More Quality, Less Quantity in a Values-Centric Education

Our Year 12 students have this week been completing their Term 1 Examinations which are an important precursor to the external examinations scheduled for October and November.

I have written previously of the introduction in 2018 of new Higher School Certificate (HSC) courses in English, Science, Mathematics and History. The reforms to the HSC are the first in nearly seventeen years and came about after extensive consultation by The New South Wales Education Standards Authority (NESA) over a three-year period with teachers, educators, parents, business and the community. Our current Year 11 students will be the first to complete HSC examinations in 2019 using these revised syllabuses.

One of the key drivers of the reforms to the HSC has been an identified need for depth of content studied rather than breadth of topics covered. Recent changes in other high-performing school systems such as Singapore and Hong Kong have placed similar emphasis on the mastery of knowledge and skills and “more quality and less quantity” in a subject.

Guidance provided by NESA on assessment in the new HSC has prompted us to consider the place of examinations in our school-based assessment programs in each subject. During the consultation period, NESA reported that a significant number of Year 11 and Year 12 students were experiencing “assessment fatigue”. With up to six assessment tasks per course, a Year 11 student can have in excess of thirty assessment tasks, or roughly one a week on average, for the three terms of that course. To reduce excessive stress and allow more time for teaching and learning, NESA has mandated that, within the new HSC, school-based assessment tasks will be capped at three items per course in Year 11 and four per course in Year 12. As a result, our Year 11 students will this year complete only one round of examinations (in Term 3) instead of the two rounds of examinations conducted previously.

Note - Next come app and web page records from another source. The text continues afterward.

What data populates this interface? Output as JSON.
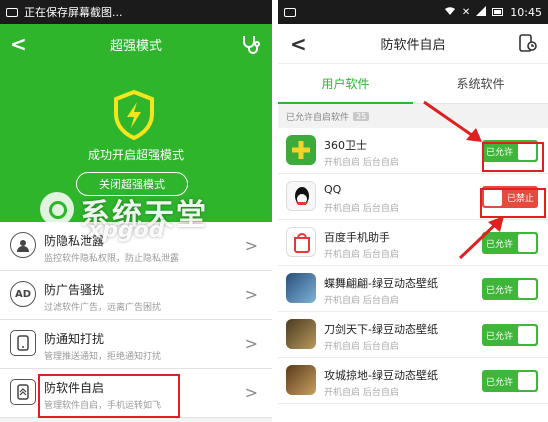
{
  "left": {
    "status_text": "正在保存屏幕截图...",
    "title": "超强模式",
    "success_message": "成功开启超强模式",
    "close_button_label": "关闭超强模式",
    "watermark_text": "系统天堂",
    "watermark_sub": "xpgod",
    "menu": [
      {
        "title": "防隐私泄露",
        "subtitle": "监控软件隐私权限，防止隐私泄露",
        "icon": "person-icon"
      },
      {
        "title": "防广告骚扰",
        "subtitle": "过滤软件广告，远离广告困扰",
        "icon": "ad-icon"
      },
      {
        "title": "防通知打扰",
        "subtitle": "管理推送通知，拒绝通知打扰",
        "icon": "phone-icon"
      },
      {
        "title": "防软件自启",
        "subtitle": "管理软件自启，手机运转如飞",
        "icon": "startup-icon"
      }
    ]
  },
  "right": {
    "time": "10:45",
    "title": "防软件自启",
    "tabs": [
      "用户软件",
      "系统软件"
    ],
    "section_label": "已允许自启软件",
    "section_count": "25",
    "apps": [
      {
        "name": "360卫士",
        "sub": "开机自启 后台自启",
        "toggle": "已允许",
        "state": "on",
        "icon_color": "#3cab3a"
      },
      {
        "name": "QQ",
        "sub": "开机自启 后台自启",
        "toggle": "已禁止",
        "state": "off",
        "icon_color": "#111111"
      },
      {
        "name": "百度手机助手",
        "sub": "开机自启 后台自启",
        "toggle": "已允许",
        "state": "on",
        "icon_color": "#e23a3a"
      },
      {
        "name": "蝶舞翩翩-绿豆动态壁纸",
        "sub": "开机自启 后台自启",
        "toggle": "已允许",
        "state": "on",
        "icon_color": "#4a7fb0"
      },
      {
        "name": "刀剑天下-绿豆动态壁纸",
        "sub": "开机自启 后台自启",
        "toggle": "已允许",
        "state": "on",
        "icon_color": "#8a6a3a"
      },
      {
        "name": "攻城掠地-绿豆动态壁纸",
        "sub": "开机自启 后台自启",
        "toggle": "已允许",
        "state": "on",
        "icon_color": "#7a5a2a"
      }
    ]
  }
}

The HSC reforms introduced this year also promote a more “values-centric” education where nurturing students with the right personal, moral and civic values is of equal importance to the promotion of key competencies and core skills. This fits seamlessly with our recent efforts in the area of positive education where the perception of what counts as success in schools moves beyond academic grades alone to a broader suite of holistic measures where students can genuinely flourish.

For further information on the reforms to the HSC introduced in 2018, please visit the NESA website here.

Chris McCorkell | Dean of Studies, Secondary